South Africa's Proposed Fair Use Right In Copyright Bill Is Surprisingly Good — At The Moment
from the stand-back-for-the-lobbyist-attacks dept
Too often Techdirt writes about changes in copyright law that are only for the benefit of the big publishing and recording companies, and offer little to individual creators or the public. So it makes a pleasant change to be able to report that South Africa’s efforts to update its creaking copyright laws seem, for the moment, to be bucking that trend. Specifically, those drafting the text seem to have listened to the calls for intelligent fair use rights fit for the digital world. As a post on infojustice.org explains, a key aspect of copyright reform is enshrining exceptions that give permission to Internet users to do all the usual online stuff — things like sharing photos on social media, or making and distributing memes.
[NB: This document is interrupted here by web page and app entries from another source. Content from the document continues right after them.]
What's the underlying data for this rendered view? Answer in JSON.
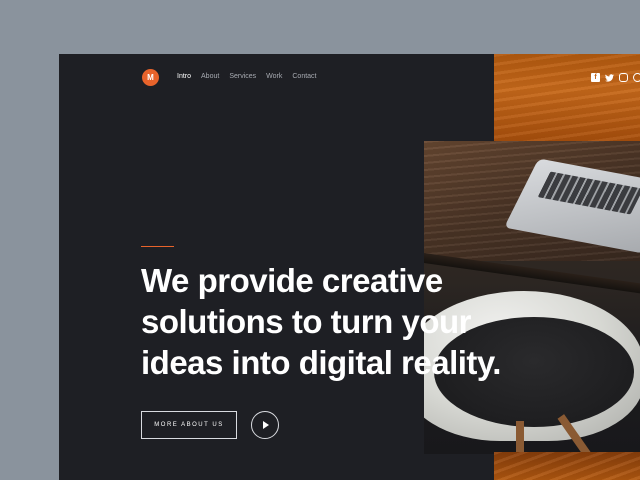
{
  "brand": {
    "logo_letter": "M",
    "accent": "#e8632b"
  },
  "nav": {
    "items": [
      "Intro",
      "About",
      "Services",
      "Work",
      "Contact"
    ],
    "active": "Intro"
  },
  "social": {
    "facebook": "f",
    "twitter": "t",
    "instagram": "ig",
    "dribbble": "d"
  },
  "hero": {
    "headline_lines": [
      "We provide creative",
      "solutions to turn your",
      "ideas into digital reality."
    ],
    "cta_label": "MORE ABOUT US"
  },
  "colors": {
    "page_bg": "#1e1f24",
    "outer_bg": "#8a939d",
    "text": "#ffffff",
    "nav_text": "#a8abb2"
  }
}
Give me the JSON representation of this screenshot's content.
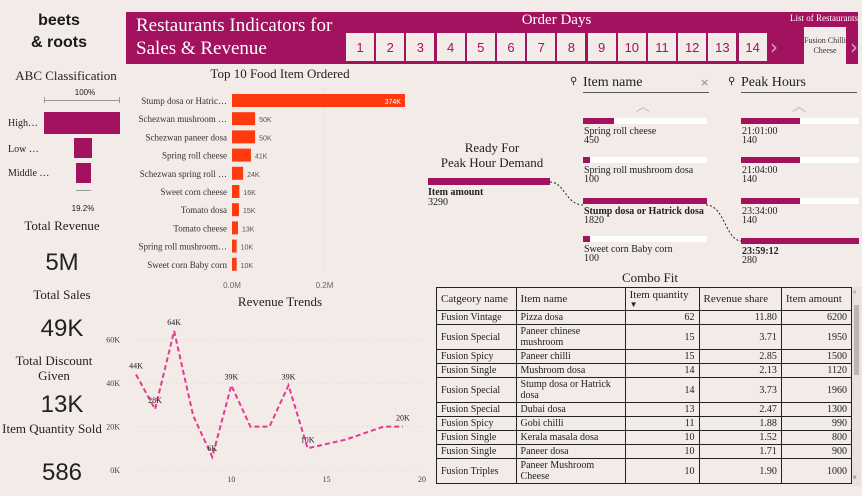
{
  "brand": {
    "line1": "beets",
    "line2": "& roots"
  },
  "header": {
    "title_line1": "Restaurants Indicators for",
    "title_line2": "Sales & Revenue",
    "order_days_label": "Order Days",
    "days": [
      "1",
      "2",
      "3",
      "4",
      "5",
      "6",
      "7",
      "8",
      "9",
      "10",
      "11",
      "12",
      "13",
      "14"
    ],
    "restaurants_label": "List of Restaurants",
    "restaurant_selected": "Fusion Chilli Cheese"
  },
  "abc": {
    "title": "ABC Classification",
    "top_pct": "100%",
    "bottom_pct": "19.2%",
    "levels": [
      "High…",
      "Low …",
      "Middle …"
    ]
  },
  "kpis": [
    {
      "label": "Total Revenue",
      "value": "5M"
    },
    {
      "label": "Total Sales",
      "value": "49K"
    },
    {
      "label": "Total Discount Given",
      "value": "13K"
    },
    {
      "label": "Item Quantity Sold",
      "value": "586"
    }
  ],
  "chart_data": [
    {
      "type": "bar",
      "orientation": "horizontal",
      "title": "Top 10 Food Item Ordered",
      "categories": [
        "Stump dosa or Hatric…",
        "Schezwan mushroom …",
        "Schezwan paneer dosa",
        "Spring roll cheese",
        "Schezwan spring roll …",
        "Sweet corn cheese",
        "Tomato dosa",
        "Tomato cheese",
        "Spring roll mushroom…",
        "Sweet corn Baby corn"
      ],
      "values": [
        374000,
        50000,
        50000,
        41000,
        24000,
        16000,
        15000,
        13000,
        10000,
        10000
      ],
      "data_labels": [
        "374K",
        "50K",
        "50K",
        "41K",
        "24K",
        "16K",
        "15K",
        "13K",
        "10K",
        "10K"
      ],
      "xticks": [
        "0.0M",
        "0.2M"
      ],
      "xlim": [
        0,
        400000
      ],
      "color": "#fe3a0e"
    },
    {
      "type": "line",
      "title": "Revenue Trends",
      "x": [
        5,
        6,
        7,
        8,
        9,
        10,
        11,
        12,
        13,
        14,
        15,
        16,
        17,
        18,
        19
      ],
      "y": [
        44000,
        28000,
        64000,
        25000,
        6000,
        39000,
        20000,
        20000,
        39000,
        10000,
        12000,
        14000,
        17000,
        20000,
        20000
      ],
      "point_labels": [
        {
          "x": 5,
          "text": "44K"
        },
        {
          "x": 6,
          "text": "28K"
        },
        {
          "x": 7,
          "text": "64K"
        },
        {
          "x": 9,
          "text": "6K"
        },
        {
          "x": 10,
          "text": "39K"
        },
        {
          "x": 13,
          "text": "39K"
        },
        {
          "x": 14,
          "text": "10K"
        },
        {
          "x": 19,
          "text": "20K"
        }
      ],
      "xticks": [
        "10",
        "15",
        "20"
      ],
      "yticks": [
        "0K",
        "20K",
        "40K",
        "60K"
      ],
      "xlim": [
        5,
        20
      ],
      "ylim": [
        0,
        70000
      ],
      "color": "#e63a8e"
    }
  ],
  "decomposition": {
    "ready_title_line1": "Ready For",
    "ready_title_line2": "Peak Hour Demand",
    "root_label": "Item amount",
    "root_value": "3290",
    "item_col_title": "Item name",
    "peak_col_title": "Peak Hours",
    "items": [
      {
        "name": "Spring roll cheese",
        "value": "450",
        "fill": 0.25,
        "bold": false
      },
      {
        "name": "Spring roll mushroom dosa",
        "value": "100",
        "fill": 0.06,
        "bold": false
      },
      {
        "name": "Stump dosa or Hatrick dosa",
        "value": "1820",
        "fill": 1.0,
        "bold": true
      },
      {
        "name": "Sweet corn Baby corn",
        "value": "100",
        "fill": 0.06,
        "bold": false
      }
    ],
    "peaks": [
      {
        "time": "21:01:00",
        "value": "140",
        "fill": 0.5,
        "bold": false
      },
      {
        "time": "21:04:00",
        "value": "140",
        "fill": 0.5,
        "bold": false
      },
      {
        "time": "23:34:00",
        "value": "140",
        "fill": 0.5,
        "bold": false
      },
      {
        "time": "23:59:12",
        "value": "280",
        "fill": 1.0,
        "bold": true
      }
    ]
  },
  "combo": {
    "title": "Combo Fit",
    "columns": [
      "Catgeory name",
      "Item name",
      "Item quantity",
      "Revenue share",
      "Item amount"
    ],
    "rows": [
      [
        "Fusion Vintage",
        "Pizza dosa",
        "62",
        "11.80",
        "6200"
      ],
      [
        "Fusion Special",
        "Paneer chinese mushroom",
        "15",
        "3.71",
        "1950"
      ],
      [
        "Fusion Spicy",
        "Paneer chilli",
        "15",
        "2.85",
        "1500"
      ],
      [
        "Fusion Single",
        "Mushroom dosa",
        "14",
        "2.13",
        "1120"
      ],
      [
        "Fusion Special",
        "Stump dosa or Hatrick dosa",
        "14",
        "3.73",
        "1960"
      ],
      [
        "Fusion Special",
        "Dubai dosa",
        "13",
        "2.47",
        "1300"
      ],
      [
        "Fusion Spicy",
        "Gobi chilli",
        "11",
        "1.88",
        "990"
      ],
      [
        "Fusion Single",
        "Kerala masala dosa",
        "10",
        "1.52",
        "800"
      ],
      [
        "Fusion Single",
        "Paneer dosa",
        "10",
        "1.71",
        "900"
      ],
      [
        "Fusion Triples",
        "Paneer Mushroom Cheese",
        "10",
        "1.90",
        "1000"
      ]
    ]
  },
  "colors": {
    "brand": "#a3125f",
    "bar": "#fe3a0e",
    "line": "#e63a8e",
    "background": "#f2ebe7"
  }
}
The South African text does a good job in this respect:
A key benefit of the Bill is that its new exceptions are generally framed to be open to all works, uses, and users. Research shows that providing exceptions that are open to purposes, uses, works and users is correlated with both information technology industry growth and to increased production of works of knowledge creation.
The solution adopted for the draft of the new copyright law is a hybrid approach that contains both a set of specific modern exceptions for various purposes, along with an open general exception that can be used to assess any use not specifically authorized:
The key change is the addition of “such as” before the list of purposes covered by the right, making the provision applicable to a use for any purpose, as long as that use is fair to the author.
In order to test whether a use is fair, the standard four factors are to be considered:
(i) the nature of the work in question;
(ii) the amount and substantiality of the part of the work affected by the act in relation to the whole of the work;
(iii) the purpose and character of the use, including whether —
(aa) such use serves a purpose different from that of the work affected; and
(bb) it is of a commercial nature or for non-profit research, library or educational purposes; and
(iv) the substitution effect of the act upon the potential market for the work in question.
Crucially, the legislators rejected calls by some to include a fifth factor that would look at whether licenses for the intended use were available. As the infojustice.org post points out, had that factor been included, it would have made it considerably harder to claim fair use. That’s one reason why the copyright world has been pushing so hard for licensing as the solution to everything — whether it’s orphan works, text and data mining, or the EU’s revised copyright directive. That rejection sends an important signal to other politicians looking to update their copyright laws, and makes the South African text particularly welcome, as the infojustice.org post underlines:
We commend its Parliament on both the openness of this process and on the excellent drafting of the proposed fair use clause. We are confident it will become a model for other countries around the world that seek to modernize their copyright laws for the digital age.
However, for that very reason, the fair use proposal is like to come under heavy attack from the copyright companies and their lobbyists. It remains to be seen whether the good things in the present Bill will still be there in the final law.